_Assigned task:_ In the listing below, every line with the word "FETYPE" needs to be copied.

_Information shown:_

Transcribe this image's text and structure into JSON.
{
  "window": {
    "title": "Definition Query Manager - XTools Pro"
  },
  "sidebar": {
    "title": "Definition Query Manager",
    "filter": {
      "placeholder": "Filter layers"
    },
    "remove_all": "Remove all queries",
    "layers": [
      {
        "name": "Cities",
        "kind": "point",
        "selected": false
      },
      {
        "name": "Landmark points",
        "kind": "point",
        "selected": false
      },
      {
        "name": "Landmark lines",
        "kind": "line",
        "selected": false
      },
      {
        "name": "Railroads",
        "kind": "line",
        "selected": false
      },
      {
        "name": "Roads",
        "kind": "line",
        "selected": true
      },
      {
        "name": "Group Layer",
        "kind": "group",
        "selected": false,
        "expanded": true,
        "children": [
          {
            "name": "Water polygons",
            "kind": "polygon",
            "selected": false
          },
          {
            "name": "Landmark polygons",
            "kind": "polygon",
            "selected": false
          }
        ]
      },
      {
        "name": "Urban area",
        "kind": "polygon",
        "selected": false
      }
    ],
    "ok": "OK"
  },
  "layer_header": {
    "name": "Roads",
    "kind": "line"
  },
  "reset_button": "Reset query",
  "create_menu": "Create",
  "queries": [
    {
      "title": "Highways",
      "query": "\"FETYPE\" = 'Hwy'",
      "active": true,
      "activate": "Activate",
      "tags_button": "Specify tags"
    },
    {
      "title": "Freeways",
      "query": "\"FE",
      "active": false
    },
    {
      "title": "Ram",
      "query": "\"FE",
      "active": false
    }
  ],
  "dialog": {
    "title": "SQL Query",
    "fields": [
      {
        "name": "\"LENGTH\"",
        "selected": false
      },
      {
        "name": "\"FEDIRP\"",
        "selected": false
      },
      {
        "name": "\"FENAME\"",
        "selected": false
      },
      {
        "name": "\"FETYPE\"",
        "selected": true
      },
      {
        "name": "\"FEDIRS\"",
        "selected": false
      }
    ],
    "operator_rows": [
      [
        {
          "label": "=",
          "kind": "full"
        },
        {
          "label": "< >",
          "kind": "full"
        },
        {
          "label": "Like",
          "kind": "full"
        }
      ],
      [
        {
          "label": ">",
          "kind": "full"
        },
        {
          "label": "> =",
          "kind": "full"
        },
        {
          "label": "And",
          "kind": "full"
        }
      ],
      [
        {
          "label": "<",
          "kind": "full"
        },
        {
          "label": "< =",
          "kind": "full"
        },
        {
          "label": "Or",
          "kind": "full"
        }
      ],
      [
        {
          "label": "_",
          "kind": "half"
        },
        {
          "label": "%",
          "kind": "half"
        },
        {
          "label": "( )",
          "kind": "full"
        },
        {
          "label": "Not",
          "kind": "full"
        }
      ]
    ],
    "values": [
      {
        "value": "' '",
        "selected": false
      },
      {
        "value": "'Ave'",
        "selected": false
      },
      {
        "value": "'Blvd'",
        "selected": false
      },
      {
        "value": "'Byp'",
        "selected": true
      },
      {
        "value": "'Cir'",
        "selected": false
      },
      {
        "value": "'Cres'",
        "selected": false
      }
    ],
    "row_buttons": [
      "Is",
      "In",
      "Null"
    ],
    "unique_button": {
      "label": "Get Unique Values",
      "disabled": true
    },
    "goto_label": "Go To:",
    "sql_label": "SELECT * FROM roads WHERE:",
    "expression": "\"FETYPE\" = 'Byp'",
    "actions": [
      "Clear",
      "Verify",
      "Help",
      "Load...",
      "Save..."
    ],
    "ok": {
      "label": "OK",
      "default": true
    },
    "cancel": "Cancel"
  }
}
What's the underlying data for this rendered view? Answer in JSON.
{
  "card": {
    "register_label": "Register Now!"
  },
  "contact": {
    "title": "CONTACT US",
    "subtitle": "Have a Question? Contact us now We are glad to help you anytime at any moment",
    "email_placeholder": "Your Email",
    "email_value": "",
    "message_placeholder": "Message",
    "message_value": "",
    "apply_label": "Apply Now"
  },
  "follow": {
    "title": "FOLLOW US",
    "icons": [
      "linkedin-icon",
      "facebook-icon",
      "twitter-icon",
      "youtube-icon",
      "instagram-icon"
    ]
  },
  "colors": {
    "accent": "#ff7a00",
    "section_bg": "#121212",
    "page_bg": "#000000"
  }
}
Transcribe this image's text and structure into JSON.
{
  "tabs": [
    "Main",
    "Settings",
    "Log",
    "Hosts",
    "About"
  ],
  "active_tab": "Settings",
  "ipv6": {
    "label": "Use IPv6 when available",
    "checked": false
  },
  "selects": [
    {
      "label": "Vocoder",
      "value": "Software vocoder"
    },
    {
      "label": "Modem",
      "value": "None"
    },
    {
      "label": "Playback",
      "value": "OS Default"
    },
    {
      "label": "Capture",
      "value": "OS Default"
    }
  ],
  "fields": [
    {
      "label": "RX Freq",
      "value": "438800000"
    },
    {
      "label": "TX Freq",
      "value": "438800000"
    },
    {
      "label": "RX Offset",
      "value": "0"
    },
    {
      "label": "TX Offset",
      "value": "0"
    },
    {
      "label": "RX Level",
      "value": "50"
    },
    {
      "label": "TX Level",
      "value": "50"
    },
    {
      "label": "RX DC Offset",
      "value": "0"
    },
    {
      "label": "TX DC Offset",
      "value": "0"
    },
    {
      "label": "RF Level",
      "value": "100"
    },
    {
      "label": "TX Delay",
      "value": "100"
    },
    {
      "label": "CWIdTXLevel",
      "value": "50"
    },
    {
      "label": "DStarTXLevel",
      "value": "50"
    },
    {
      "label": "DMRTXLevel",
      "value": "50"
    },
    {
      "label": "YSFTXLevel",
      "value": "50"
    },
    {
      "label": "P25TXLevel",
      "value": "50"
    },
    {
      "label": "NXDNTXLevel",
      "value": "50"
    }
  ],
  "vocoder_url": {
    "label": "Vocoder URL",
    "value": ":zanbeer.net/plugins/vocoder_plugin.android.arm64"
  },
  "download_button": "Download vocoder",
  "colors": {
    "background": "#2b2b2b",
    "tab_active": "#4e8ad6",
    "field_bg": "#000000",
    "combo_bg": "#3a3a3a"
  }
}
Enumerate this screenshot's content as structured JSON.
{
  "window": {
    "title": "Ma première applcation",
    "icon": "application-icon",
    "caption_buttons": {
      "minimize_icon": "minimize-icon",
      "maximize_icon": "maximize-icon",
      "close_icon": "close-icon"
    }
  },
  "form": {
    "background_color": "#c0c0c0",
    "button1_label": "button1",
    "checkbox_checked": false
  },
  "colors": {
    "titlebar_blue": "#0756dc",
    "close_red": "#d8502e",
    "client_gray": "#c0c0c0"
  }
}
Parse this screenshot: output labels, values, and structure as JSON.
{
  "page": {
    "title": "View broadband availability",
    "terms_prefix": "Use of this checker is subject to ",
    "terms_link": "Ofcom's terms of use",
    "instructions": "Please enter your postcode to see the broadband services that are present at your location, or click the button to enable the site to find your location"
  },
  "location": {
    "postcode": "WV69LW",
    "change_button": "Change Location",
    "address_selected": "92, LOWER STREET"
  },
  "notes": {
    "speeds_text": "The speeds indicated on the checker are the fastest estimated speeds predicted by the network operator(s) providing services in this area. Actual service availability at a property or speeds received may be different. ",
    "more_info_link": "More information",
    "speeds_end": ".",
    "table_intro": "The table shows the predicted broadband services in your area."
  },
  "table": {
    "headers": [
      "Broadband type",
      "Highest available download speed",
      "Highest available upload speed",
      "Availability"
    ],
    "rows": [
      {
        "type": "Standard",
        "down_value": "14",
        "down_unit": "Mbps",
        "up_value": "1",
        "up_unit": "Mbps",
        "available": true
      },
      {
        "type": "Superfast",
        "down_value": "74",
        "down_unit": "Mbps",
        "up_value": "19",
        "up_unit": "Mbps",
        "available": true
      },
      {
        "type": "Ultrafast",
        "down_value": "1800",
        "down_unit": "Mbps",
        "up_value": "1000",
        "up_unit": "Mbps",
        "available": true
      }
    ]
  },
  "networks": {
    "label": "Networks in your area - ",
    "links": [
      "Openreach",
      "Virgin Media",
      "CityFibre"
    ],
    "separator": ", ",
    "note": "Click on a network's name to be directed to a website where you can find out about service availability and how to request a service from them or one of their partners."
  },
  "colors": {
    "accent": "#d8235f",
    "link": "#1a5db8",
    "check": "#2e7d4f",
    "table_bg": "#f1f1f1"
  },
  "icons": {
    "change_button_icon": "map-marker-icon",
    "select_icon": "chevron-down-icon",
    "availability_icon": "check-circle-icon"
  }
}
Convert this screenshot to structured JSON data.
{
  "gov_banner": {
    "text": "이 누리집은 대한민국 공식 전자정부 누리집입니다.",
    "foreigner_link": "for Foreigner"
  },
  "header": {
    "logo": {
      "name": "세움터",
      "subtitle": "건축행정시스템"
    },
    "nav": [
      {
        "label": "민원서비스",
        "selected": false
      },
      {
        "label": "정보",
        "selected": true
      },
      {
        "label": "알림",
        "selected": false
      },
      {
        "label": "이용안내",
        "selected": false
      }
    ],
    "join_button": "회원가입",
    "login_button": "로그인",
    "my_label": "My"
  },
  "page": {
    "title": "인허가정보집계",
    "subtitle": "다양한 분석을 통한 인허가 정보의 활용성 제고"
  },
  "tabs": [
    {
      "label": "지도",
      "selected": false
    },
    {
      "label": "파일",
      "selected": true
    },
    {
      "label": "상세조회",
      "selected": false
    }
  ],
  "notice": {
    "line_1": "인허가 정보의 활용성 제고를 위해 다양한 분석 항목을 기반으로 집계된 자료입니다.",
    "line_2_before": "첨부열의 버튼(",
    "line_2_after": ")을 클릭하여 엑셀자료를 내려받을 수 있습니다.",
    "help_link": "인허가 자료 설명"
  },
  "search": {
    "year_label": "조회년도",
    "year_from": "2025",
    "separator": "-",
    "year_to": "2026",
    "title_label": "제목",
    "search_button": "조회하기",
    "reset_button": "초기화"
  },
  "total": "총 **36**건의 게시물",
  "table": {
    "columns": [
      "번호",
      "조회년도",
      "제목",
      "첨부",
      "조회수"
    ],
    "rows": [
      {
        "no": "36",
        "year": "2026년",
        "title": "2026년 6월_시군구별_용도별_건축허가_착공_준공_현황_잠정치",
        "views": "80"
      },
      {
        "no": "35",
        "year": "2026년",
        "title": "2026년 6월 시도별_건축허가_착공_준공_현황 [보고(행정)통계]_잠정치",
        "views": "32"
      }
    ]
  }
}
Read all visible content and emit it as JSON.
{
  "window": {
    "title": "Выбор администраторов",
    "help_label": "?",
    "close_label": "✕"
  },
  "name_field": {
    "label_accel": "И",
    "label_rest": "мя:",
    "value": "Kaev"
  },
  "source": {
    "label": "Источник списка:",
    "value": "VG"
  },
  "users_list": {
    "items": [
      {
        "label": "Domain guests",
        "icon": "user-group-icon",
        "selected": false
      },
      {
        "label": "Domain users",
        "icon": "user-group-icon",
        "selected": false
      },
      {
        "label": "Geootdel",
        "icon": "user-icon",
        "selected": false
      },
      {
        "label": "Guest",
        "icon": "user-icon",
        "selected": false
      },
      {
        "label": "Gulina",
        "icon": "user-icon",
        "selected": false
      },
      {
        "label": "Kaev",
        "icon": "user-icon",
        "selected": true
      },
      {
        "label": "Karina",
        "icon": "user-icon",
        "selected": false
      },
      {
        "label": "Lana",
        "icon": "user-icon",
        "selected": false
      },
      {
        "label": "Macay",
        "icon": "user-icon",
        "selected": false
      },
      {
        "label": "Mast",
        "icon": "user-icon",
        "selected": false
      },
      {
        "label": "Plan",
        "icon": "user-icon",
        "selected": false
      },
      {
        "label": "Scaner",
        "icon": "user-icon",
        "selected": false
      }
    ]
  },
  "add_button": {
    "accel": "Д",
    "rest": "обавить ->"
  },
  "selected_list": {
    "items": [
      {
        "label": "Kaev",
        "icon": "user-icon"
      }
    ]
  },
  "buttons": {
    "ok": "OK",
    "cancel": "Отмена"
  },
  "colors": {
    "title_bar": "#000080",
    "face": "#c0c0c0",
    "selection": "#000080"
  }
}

_Answer area:_
      "query": "\"FETYPE\" = 'Hwy'",
        "name": "\"FETYPE\"",
    "expression": "\"FETYPE\" = 'Byp'",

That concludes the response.